- Environment – the people around you, including family and friends’ opinions on drugs. Peer pressure and exposure also affect drug use.
- Genetics – can play a part in addictive behaviors. Especially after you’ve started to take drugs. This can change whether or not you become addicted.
- Family History – there might be a genetic predisposition to becoming addicted. It’s been found that having a close family member who’s an addict, can increase your chances of developing a substance use disorder.
- Mental Health – people with a co-occurring mental health disorder are more vulnerable to becoming addicted to drugs. This is due to drugs being used as coping mechanisms to overcome painful feelings.
- Early Use – people who experiment with drugs early on in life are more likely to become addicted later on due to the changes that happen in their brains.
Changing the status of addiction
Shockingly 6-8% of the nursing profession suffers from an addiction that can alter their ability to work effectively. This is a worrying statistic because we rely on these professionals in times of need.
Addiction actually changes your reward centers in the brain altering how you experience pleasure.

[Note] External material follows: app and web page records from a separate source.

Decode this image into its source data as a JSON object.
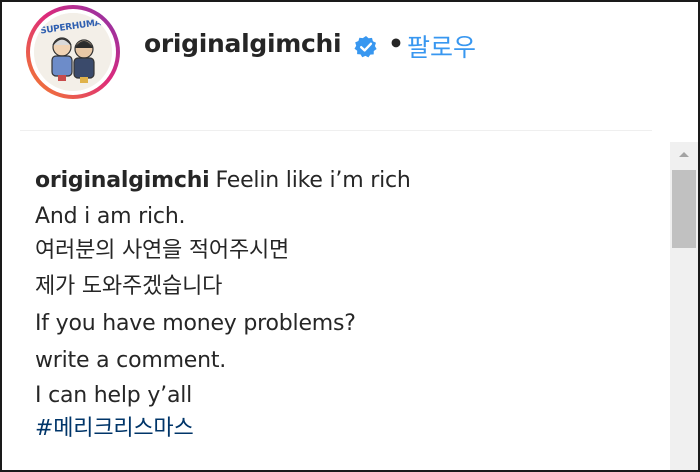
{
  "header": {
    "avatar_logo_text": "SUPERHUMANS",
    "username": "originalgimchi",
    "verified_icon": "verified-check-icon",
    "separator": "•",
    "follow_label": "팔로우"
  },
  "caption": {
    "username": "originalgimchi",
    "first_line_text": "Feelin like i’m rich",
    "lines": [
      "And i am rich.",
      "여러분의 사연을 적어주시면",
      "제가 도와주겠습니다",
      "If you have money problems?",
      "write a comment.",
      "I can help y’all"
    ],
    "hashtag": "#메리크리스마스"
  },
  "colors": {
    "link_blue": "#3897f0",
    "hashtag_blue": "#003569",
    "text": "#262626",
    "verified_blue": "#3897f0"
  },
  "scrollbar": {
    "up_arrow_icon": "scroll-up-arrow-icon"
  }
}
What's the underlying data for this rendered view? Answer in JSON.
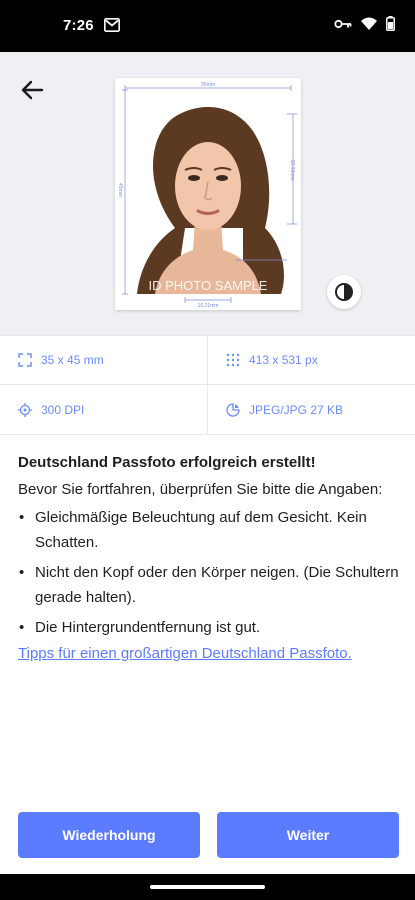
{
  "status_bar": {
    "time": "7:26"
  },
  "photo": {
    "sample_label": "ID PHOTO SAMPLE",
    "dim_width": "35mm",
    "dim_height": "45mm",
    "dim_head": "32-36mm",
    "dim_bottom": "10.21mm"
  },
  "specs": [
    {
      "icon": "dimensions-icon",
      "label": "35 x 45 mm"
    },
    {
      "icon": "pixels-grid-icon",
      "label": "413 x 531 px"
    },
    {
      "icon": "dpi-icon",
      "label": "300 DPI"
    },
    {
      "icon": "file-size-icon",
      "label": "JPEG/JPG 27 KB"
    }
  ],
  "content": {
    "heading": "Deutschland Passfoto erfolgreich erstellt!",
    "intro": "Bevor Sie fortfahren, überprüfen Sie bitte die Angaben:",
    "bullets": [
      "Gleichmäßige Beleuchtung auf dem Gesicht. Kein Schatten.",
      "Nicht den Kopf oder den Körper neigen. (Die Schultern gerade halten).",
      "Die Hintergrundentfernung ist gut."
    ],
    "bullet_char": "•",
    "link": "Tipps für einen großartigen Deutschland Passfoto."
  },
  "buttons": {
    "retake": "Wiederholung",
    "continue": "Weiter"
  },
  "colors": {
    "accent": "#5b7cff",
    "preview_bg": "#eef0f3",
    "spec_text": "#6b8cff"
  }
}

These physical changes are long-lasting and contribute to the sensations of cravings, as well as frustration or depression.
Learn more: Discover the True Meaning of Addiction Recovery
12 Symptoms of Addiction
Addiction leads to altered behavior. As such, the symptoms are based on what we choose to do. Here are twelve signs that you have a substance use disorder. The word “drug” can be substituted for any addictive substance, including huffing and alcohol.
- Withdrawal symptoms if you try to stop
- Trying to stop and not being able to
- Spending a lot of time trying to get your hands on the drug
- Driving, or doing other activities that are dangerous when on the drug
- Stealing or doing other things to get the drug, that you wouldn’t otherwise do
- Knowing the harm the drug is doing to you but ignoring the physical or psychological damage
- Not taking part in social activities
- Not meeting work commitments
- Spending a lot of money on the drug
- Increasing your dose over time
- Cravings or urges for the drug that wipe out other aspects of your life
- An urge to consume the drug regularly
Related: Will I Lose My Job If I Go To Rehab?
If you or a loved one are suffering from addiction, it’s important to reach out and get help. Substance use disorder and addiction are common and treatable. There is no need to suffer in silence, as you can have a tailor-made program created to help you thrive in sobriety. Get in touch today to find out how we can help you.